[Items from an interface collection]
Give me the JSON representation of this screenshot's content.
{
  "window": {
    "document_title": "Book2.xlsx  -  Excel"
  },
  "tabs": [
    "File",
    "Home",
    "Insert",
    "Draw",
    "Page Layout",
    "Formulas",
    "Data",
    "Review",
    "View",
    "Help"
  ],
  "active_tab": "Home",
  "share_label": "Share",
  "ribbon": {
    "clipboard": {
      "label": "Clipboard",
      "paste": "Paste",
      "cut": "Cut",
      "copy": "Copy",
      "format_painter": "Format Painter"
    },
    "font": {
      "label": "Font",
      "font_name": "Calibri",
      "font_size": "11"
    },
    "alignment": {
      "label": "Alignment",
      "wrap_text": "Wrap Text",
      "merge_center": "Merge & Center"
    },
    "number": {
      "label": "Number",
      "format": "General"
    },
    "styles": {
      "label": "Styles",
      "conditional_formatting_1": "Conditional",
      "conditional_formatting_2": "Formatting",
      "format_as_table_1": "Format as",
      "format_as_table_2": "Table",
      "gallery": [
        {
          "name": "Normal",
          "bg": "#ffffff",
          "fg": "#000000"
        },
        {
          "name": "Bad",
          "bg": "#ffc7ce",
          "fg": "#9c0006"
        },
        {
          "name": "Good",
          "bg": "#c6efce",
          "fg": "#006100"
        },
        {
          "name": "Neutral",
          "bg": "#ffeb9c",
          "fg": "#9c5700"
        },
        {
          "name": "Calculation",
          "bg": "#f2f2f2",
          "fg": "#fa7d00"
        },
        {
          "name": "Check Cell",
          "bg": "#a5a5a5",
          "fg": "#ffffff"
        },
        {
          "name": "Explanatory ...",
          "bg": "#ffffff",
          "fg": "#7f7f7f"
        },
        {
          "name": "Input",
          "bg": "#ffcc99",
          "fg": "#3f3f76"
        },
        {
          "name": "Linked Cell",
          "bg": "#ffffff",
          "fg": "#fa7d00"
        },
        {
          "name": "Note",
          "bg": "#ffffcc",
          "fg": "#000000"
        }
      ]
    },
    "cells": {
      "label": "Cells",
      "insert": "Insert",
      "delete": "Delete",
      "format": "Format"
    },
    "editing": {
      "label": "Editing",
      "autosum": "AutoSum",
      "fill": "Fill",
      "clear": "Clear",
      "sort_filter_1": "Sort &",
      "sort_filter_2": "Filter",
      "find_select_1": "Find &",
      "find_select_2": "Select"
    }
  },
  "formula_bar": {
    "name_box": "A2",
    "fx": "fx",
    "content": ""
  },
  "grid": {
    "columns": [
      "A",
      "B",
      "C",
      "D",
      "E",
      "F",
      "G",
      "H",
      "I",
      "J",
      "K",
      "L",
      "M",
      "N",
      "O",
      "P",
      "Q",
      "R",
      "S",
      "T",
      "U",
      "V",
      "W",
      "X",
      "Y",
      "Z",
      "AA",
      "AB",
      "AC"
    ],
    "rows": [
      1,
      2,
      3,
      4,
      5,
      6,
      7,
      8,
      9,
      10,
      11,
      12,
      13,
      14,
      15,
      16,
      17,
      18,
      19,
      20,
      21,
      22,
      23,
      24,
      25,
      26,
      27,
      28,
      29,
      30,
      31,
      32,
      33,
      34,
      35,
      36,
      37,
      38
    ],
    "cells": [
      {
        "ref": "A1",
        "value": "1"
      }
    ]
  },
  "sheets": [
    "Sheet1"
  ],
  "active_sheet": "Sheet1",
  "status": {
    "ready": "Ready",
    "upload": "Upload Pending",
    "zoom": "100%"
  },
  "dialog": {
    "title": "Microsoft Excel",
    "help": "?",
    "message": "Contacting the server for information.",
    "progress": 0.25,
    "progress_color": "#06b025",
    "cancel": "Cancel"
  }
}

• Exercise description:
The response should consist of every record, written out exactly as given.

• Written solution:
Give me the JSON representation of this screenshot's content.
{
  "window": {
    "document_title": "Book2.xlsx  -  Excel"
  },
  "tabs": [
    "File",
    "Home",
    "Insert",
    "Draw",
    "Page Layout",
    "Formulas",
    "Data",
    "Review",
    "View",
    "Help"
  ],
  "active_tab": "Home",
  "share_label": "Share",
  "ribbon": {
    "clipboard": {
      "label": "Clipboard",
      "paste": "Paste",
      "cut": "Cut",
      "copy": "Copy",
      "format_painter": "Format Painter"
    },
    "font": {
      "label": "Font",
      "font_name": "Calibri",
      "font_size": "11"
    },
    "alignment": {
      "label": "Alignment",
      "wrap_text": "Wrap Text",
      "merge_center": "Merge & Center"
    },
    "number": {
      "label": "Number",
      "format": "General"
    },
    "styles": {
      "label": "Styles",
      "conditional_formatting_1": "Conditional",
      "conditional_formatting_2": "Formatting",
      "format_as_table_1": "Format as",
      "format_as_table_2": "Table",
      "gallery": [
        {
          "name": "Normal",
          "bg": "#ffffff",
          "fg": "#000000"
        },
        {
          "name": "Bad",
          "bg": "#ffc7ce",
          "fg": "#9c0006"
        },
        {
          "name": "Good",
          "bg": "#c6efce",
          "fg": "#006100"
        },
        {
          "name": "Neutral",
          "bg": "#ffeb9c",
          "fg": "#9c5700"
        },
        {
          "name": "Calculation",
          "bg": "#f2f2f2",
          "fg": "#fa7d00"
        },
        {
          "name": "Check Cell",
          "bg": "#a5a5a5",
          "fg": "#ffffff"
        },
        {
          "name": "Explanatory ...",
          "bg": "#ffffff",
          "fg": "#7f7f7f"
        },
        {
          "name": "Input",
          "bg": "#ffcc99",
          "fg": "#3f3f76"
        },
        {
          "name": "Linked Cell",
          "bg": "#ffffff",
          "fg": "#fa7d00"
        },
        {
          "name": "Note",
          "bg": "#ffffcc",
          "fg": "#000000"
        }
      ]
    },
    "cells": {
      "label": "Cells",
      "insert": "Insert",
      "delete": "Delete",
      "format": "Format"
    },
    "editing": {
      "label": "Editing",
      "autosum": "AutoSum",
      "fill": "Fill",
      "clear": "Clear",
      "sort_filter_1": "Sort &",
      "sort_filter_2": "Filter",
      "find_select_1": "Find &",
      "find_select_2": "Select"
    }
  },
  "formula_bar": {
    "name_box": "A2",
    "fx": "fx",
    "content": ""
  },
  "grid": {
    "columns": [
      "A",
      "B",
      "C",
      "D",
      "E",
      "F",
      "G",
      "H",
      "I",
      "J",
      "K",
      "L",
      "M",
      "N",
      "O",
      "P",
      "Q",
      "R",
      "S",
      "T",
      "U",
      "V",
      "W",
      "X",
      "Y",
      "Z",
      "AA",
      "AB",
      "AC"
    ],
    "rows": [
      1,
      2,
      3,
      4,
      5,
      6,
      7,
      8,
      9,
      10,
      11,
      12,
      13,
      14,
      15,
      16,
      17,
      18,
      19,
      20,
      21,
      22,
      23,
      24,
      25,
      26,
      27,
      28,
      29,
      30,
      31,
      32,
      33,
      34,
      35,
      36,
      37,
      38
    ],
    "cells": [
      {
        "ref": "A1",
        "value": "1"
      }
    ]
  },
  "sheets": [
    "Sheet1"
  ],
  "active_sheet": "Sheet1",
  "status": {
    "ready": "Ready",
    "upload": "Upload Pending",
    "zoom": "100%"
  },
  "dialog": {
    "title": "Microsoft Excel",
    "help": "?",
    "message": "Contacting the server for information.",
    "progress": 0.25,
    "progress_color": "#06b025",
    "cancel": "Cancel"
  }
}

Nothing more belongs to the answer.